| TASK OBJECTIVE |
From the first line to the last, copy the data exactly.

| SOURCE RECORDS |
* * * * * * * * *

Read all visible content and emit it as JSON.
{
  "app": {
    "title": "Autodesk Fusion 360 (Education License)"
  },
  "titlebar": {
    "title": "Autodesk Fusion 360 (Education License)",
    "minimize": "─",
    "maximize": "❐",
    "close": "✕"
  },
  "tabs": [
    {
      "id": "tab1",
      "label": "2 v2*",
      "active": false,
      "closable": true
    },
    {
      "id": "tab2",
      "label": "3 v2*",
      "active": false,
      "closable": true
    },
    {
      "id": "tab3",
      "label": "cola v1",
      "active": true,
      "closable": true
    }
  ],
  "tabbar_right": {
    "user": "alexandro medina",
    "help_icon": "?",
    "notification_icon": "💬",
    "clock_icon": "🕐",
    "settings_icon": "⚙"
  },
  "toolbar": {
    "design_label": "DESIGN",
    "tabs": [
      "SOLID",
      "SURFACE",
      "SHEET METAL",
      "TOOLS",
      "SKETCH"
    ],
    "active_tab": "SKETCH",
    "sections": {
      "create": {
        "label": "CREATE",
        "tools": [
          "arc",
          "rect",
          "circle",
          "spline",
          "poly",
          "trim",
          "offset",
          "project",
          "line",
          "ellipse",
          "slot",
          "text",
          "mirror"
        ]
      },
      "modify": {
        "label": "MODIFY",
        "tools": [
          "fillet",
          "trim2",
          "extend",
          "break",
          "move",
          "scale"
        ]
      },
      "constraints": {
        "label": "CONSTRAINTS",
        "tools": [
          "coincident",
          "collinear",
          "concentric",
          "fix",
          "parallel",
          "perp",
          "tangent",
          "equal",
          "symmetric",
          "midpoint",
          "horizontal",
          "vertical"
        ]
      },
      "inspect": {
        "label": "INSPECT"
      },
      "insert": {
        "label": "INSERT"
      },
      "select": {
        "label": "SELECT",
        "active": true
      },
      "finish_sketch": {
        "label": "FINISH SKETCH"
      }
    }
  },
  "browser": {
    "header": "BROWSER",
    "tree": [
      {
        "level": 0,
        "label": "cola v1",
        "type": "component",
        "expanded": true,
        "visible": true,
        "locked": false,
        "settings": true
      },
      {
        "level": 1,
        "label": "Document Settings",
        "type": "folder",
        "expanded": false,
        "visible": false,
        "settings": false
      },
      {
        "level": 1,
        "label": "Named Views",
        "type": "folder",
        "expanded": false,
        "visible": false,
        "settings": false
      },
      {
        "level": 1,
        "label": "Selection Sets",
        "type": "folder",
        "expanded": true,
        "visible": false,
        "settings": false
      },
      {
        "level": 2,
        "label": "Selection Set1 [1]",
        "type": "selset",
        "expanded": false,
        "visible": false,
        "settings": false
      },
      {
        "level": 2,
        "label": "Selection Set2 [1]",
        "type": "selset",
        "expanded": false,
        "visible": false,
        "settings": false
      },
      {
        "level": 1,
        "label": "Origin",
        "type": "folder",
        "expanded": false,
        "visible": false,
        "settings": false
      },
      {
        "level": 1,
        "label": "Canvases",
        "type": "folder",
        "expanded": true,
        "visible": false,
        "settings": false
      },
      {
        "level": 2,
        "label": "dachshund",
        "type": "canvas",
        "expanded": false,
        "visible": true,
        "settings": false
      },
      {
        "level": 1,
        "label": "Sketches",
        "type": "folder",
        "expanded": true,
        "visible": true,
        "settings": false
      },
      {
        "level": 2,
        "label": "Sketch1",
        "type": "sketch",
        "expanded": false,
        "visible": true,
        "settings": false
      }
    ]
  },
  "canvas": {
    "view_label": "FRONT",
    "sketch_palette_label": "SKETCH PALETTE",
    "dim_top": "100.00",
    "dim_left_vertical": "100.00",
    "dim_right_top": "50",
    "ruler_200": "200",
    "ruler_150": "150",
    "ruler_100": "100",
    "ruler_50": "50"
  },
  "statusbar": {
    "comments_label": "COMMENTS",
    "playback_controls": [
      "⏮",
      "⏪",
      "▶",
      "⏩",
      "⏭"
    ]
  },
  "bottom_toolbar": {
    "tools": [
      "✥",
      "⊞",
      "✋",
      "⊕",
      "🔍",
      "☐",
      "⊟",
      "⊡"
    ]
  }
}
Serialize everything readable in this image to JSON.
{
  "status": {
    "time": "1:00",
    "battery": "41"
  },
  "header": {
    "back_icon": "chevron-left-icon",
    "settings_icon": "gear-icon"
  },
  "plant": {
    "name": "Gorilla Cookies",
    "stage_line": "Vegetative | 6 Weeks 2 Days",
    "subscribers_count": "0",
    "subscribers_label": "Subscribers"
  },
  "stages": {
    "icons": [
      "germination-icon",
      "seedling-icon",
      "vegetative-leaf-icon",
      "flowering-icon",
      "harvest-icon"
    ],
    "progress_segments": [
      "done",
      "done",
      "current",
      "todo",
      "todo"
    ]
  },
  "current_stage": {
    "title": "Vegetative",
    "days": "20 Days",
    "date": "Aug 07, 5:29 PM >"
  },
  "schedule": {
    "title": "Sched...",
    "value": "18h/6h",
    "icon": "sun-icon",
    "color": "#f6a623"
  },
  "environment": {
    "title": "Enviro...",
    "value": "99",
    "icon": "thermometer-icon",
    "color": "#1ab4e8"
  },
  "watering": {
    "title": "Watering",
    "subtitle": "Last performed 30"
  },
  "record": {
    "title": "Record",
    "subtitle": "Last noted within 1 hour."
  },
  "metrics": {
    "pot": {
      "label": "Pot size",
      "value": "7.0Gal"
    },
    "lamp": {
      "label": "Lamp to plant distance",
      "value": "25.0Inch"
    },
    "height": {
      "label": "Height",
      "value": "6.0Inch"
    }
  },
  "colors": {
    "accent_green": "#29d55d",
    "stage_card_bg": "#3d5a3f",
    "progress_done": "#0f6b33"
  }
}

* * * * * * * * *

| TASK ANSWER |
Read all visible content and emit it as JSON.
{
  "app": {
    "title": "Autodesk Fusion 360 (Education License)"
  },
  "titlebar": {
    "title": "Autodesk Fusion 360 (Education License)",
    "minimize": "─",
    "maximize": "❐",
    "close": "✕"
  },
  "tabs": [
    {
      "id": "tab1",
      "label": "2 v2*",
      "active": false,
      "closable": true
    },
    {
      "id": "tab2",
      "label": "3 v2*",
      "active": false,
      "closable": true
    },
    {
      "id": "tab3",
      "label": "cola v1",
      "active": true,
      "closable": true
    }
  ],
  "tabbar_right": {
    "user": "alexandro medina",
    "help_icon": "?",
    "notification_icon": "💬",
    "clock_icon": "🕐",
    "settings_icon": "⚙"
  },
  "toolbar": {
    "design_label": "DESIGN",
    "tabs": [
      "SOLID",
      "SURFACE",
      "SHEET METAL",
      "TOOLS",
      "SKETCH"
    ],
    "active_tab": "SKETCH",
    "sections": {
      "create": {
        "label": "CREATE",
        "tools": [
          "arc",
          "rect",
          "circle",
          "spline",
          "poly",
          "trim",
          "offset",
          "project",
          "line",
          "ellipse",
          "slot",
          "text",
          "mirror"
        ]
      },
      "modify": {
        "label": "MODIFY",
        "tools": [
          "fillet",
          "trim2",
          "extend",
          "break",
          "move",
          "scale"
        ]
      },
      "constraints": {
        "label": "CONSTRAINTS",
        "tools": [
          "coincident",
          "collinear",
          "concentric",
          "fix",
          "parallel",
          "perp",
          "tangent",
          "equal",
          "symmetric",
          "midpoint",
          "horizontal",
          "vertical"
        ]
      },
      "inspect": {
        "label": "INSPECT"
      },
      "insert": {
        "label": "INSERT"
      },
      "select": {
        "label": "SELECT",
        "active": true
      },
      "finish_sketch": {
        "label": "FINISH SKETCH"
      }
    }
  },
  "browser": {
    "header": "BROWSER",
    "tree": [
      {
        "level": 0,
        "label": "cola v1",
        "type": "component",
        "expanded": true,
        "visible": true,
        "locked": false,
        "settings": true
      },
      {
        "level": 1,
        "label": "Document Settings",
        "type": "folder",
        "expanded": false,
        "visible": false,
        "settings": false
      },
      {
        "level": 1,
        "label": "Named Views",
        "type": "folder",
        "expanded": false,
        "visible": false,
        "settings": false
      },
      {
        "level": 1,
        "label": "Selection Sets",
        "type": "folder",
        "expanded": true,
        "visible": false,
        "settings": false
      },
      {
        "level": 2,
        "label": "Selection Set1 [1]",
        "type": "selset",
        "expanded": false,
        "visible": false,
        "settings": false
      },
      {
        "level": 2,
        "label": "Selection Set2 [1]",
        "type": "selset",
        "expanded": false,
        "visible": false,
        "settings": false
      },
      {
        "level": 1,
        "label": "Origin",
        "type": "folder",
        "expanded": false,
        "visible": false,
        "settings": false
      },
      {
        "level": 1,
        "label": "Canvases",
        "type": "folder",
        "expanded": true,
        "visible": false,
        "settings": false
      },
      {
        "level": 2,
        "label": "dachshund",
        "type": "canvas",
        "expanded": false,
        "visible": true,
        "settings": false
      },
      {
        "level": 1,
        "label": "Sketches",
        "type": "folder",
        "expanded": true,
        "visible": true,
        "settings": false
      },
      {
        "level": 2,
        "label": "Sketch1",
        "type": "sketch",
        "expanded": false,
        "visible": true,
        "settings": false
      }
    ]
  },
  "canvas": {
    "view_label": "FRONT",
    "sketch_palette_label": "SKETCH PALETTE",
    "dim_top": "100.00",
    "dim_left_vertical": "100.00",
    "dim_right_top": "50",
    "ruler_200": "200",
    "ruler_150": "150",
    "ruler_100": "100",
    "ruler_50": "50"
  },
  "statusbar": {
    "comments_label": "COMMENTS",
    "playback_controls": [
      "⏮",
      "⏪",
      "▶",
      "⏩",
      "⏭"
    ]
  },
  "bottom_toolbar": {
    "tools": [
      "✥",
      "⊞",
      "✋",
      "⊕",
      "🔍",
      "☐",
      "⊟",
      "⊡"
    ]
  }
}
Serialize everything readable in this image to JSON.
{
  "status": {
    "time": "1:00",
    "battery": "41"
  },
  "header": {
    "back_icon": "chevron-left-icon",
    "settings_icon": "gear-icon"
  },
  "plant": {
    "name": "Gorilla Cookies",
    "stage_line": "Vegetative | 6 Weeks 2 Days",
    "subscribers_count": "0",
    "subscribers_label": "Subscribers"
  },
  "stages": {
    "icons": [
      "germination-icon",
      "seedling-icon",
      "vegetative-leaf-icon",
      "flowering-icon",
      "harvest-icon"
    ],
    "progress_segments": [
      "done",
      "done",
      "current",
      "todo",
      "todo"
    ]
  },
  "current_stage": {
    "title": "Vegetative",
    "days": "20 Days",
    "date": "Aug 07, 5:29 PM >"
  },
  "schedule": {
    "title": "Sched...",
    "value": "18h/6h",
    "icon": "sun-icon",
    "color": "#f6a623"
  },
  "environment": {
    "title": "Enviro...",
    "value": "99",
    "icon": "thermometer-icon",
    "color": "#1ab4e8"
  },
  "watering": {
    "title": "Watering",
    "subtitle": "Last performed 30"
  },
  "record": {
    "title": "Record",
    "subtitle": "Last noted within 1 hour."
  },
  "metrics": {
    "pot": {
      "label": "Pot size",
      "value": "7.0Gal"
    },
    "lamp": {
      "label": "Lamp to plant distance",
      "value": "25.0Inch"
    },
    "height": {
      "label": "Height",
      "value": "6.0Inch"
    }
  },
  "colors": {
    "accent_green": "#29d55d",
    "stage_card_bg": "#3d5a3f",
    "progress_done": "#0f6b33"
  }
}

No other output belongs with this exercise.